The parameters that determine the success of cataract surgery change regularly due to technological advances. Cataract surgery is no longer a simple procedure for removing a physical barrier to vision; the procedure is increasingly used to achieve a desired refractive outcome, which is a product of three main objectives that can be monitored by auditing data relating to the following:
1. Spherical targeting. This evaluates the accuracy of biometry techniques and the appropriateness of the formula(s) used in IOL power calculation in relation to the axial length of the eye and the surgeon’s A-constants;
2. Correction of astigmatism or maintaining astigmatic neutrality. Such correction is an important indicator of the quality of the surgical technique with respect to the site and size of the incision and its construction, the use of additional incisions, and the choice of IOL (standard or toric);
3. Provision of near vision. Near vision can be achieved with spectacles, monovision, or presbyopic IOLs.
Currently, the EUREQUO online registry for cataract surgery contains five data fields: patient, preoperative, intraoperative, postoperative (1–6 days), and postoperative (7–60 days). The information required in these fields should provide both quantitative and qualitative analysis of the refractive results of cataract surgery, but further refinements may be required to accommodate future advances in technology.
The EUREQUO project is a powerful audit system that will allow cataract surgeons to monitor their results and compare them against a Europe-wide benchmark with the promise of improving the refractive results of cataract surgery. For additional information on EUREQUO or how to participate, visit www.eurequo.org or contact Lucia Brocato (lucia.brocato@ escrs.org), the EUREQUO Project Manager.
Tayo Akingbehin, MD, FRCS, FRCOphth, is a Consultant Ophthalmic Surgeon and Refractive Surgeon and Medical Director of iSight Clinics in the United Kingdom. Dr. Akingbehin was a member of the ESCRS EUREQUO committee in 2009–2010. He states that he has no financial interest in the products or companies mentioned. Dr. Akingbehin may be reached at tel: +44 1704 563279; e-mail: tayo@isightClinics.com.

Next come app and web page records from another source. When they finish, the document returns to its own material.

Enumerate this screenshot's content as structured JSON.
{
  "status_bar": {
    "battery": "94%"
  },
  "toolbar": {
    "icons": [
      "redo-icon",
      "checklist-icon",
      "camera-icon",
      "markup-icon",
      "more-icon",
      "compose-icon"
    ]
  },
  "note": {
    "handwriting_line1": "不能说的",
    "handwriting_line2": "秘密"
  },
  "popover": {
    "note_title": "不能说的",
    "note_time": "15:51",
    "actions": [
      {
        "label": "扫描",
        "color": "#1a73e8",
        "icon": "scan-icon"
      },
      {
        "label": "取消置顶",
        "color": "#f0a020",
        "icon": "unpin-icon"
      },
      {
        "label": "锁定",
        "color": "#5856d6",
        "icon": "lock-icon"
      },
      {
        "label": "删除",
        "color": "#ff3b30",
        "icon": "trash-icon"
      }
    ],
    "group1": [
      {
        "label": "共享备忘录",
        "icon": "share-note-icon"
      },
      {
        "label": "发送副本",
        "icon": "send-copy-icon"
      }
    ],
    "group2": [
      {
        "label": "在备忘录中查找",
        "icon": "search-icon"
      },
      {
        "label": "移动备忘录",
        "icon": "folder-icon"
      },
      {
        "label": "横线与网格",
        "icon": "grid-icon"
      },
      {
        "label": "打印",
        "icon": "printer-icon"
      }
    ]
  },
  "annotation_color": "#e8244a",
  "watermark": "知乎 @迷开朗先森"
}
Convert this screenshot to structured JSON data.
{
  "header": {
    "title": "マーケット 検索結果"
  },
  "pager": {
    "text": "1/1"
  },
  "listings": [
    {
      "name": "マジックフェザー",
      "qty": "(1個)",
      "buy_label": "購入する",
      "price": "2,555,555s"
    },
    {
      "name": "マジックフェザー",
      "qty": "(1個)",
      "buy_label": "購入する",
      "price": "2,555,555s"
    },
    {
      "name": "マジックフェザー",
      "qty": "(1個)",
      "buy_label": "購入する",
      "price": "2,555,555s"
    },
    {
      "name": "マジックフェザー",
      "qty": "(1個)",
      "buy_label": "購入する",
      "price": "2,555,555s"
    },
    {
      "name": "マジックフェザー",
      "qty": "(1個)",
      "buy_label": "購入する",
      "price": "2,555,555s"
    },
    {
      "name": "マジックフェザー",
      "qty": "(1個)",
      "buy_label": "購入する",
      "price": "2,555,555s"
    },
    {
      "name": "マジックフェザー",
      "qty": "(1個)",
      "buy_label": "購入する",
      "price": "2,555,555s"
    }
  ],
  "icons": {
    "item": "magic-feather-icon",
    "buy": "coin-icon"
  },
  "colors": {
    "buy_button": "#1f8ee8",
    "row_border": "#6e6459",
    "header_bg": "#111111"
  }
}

- 1.Grier MR.Florence Nightingale and statistics. Res Nurse Health.1978;1:91-109.
• An audit should should be an independent evaluation of data.
• EUREQUO aims to provide a system for registered users in 16 European countries to collect, register, and analyze data on cataract and refractive surgery.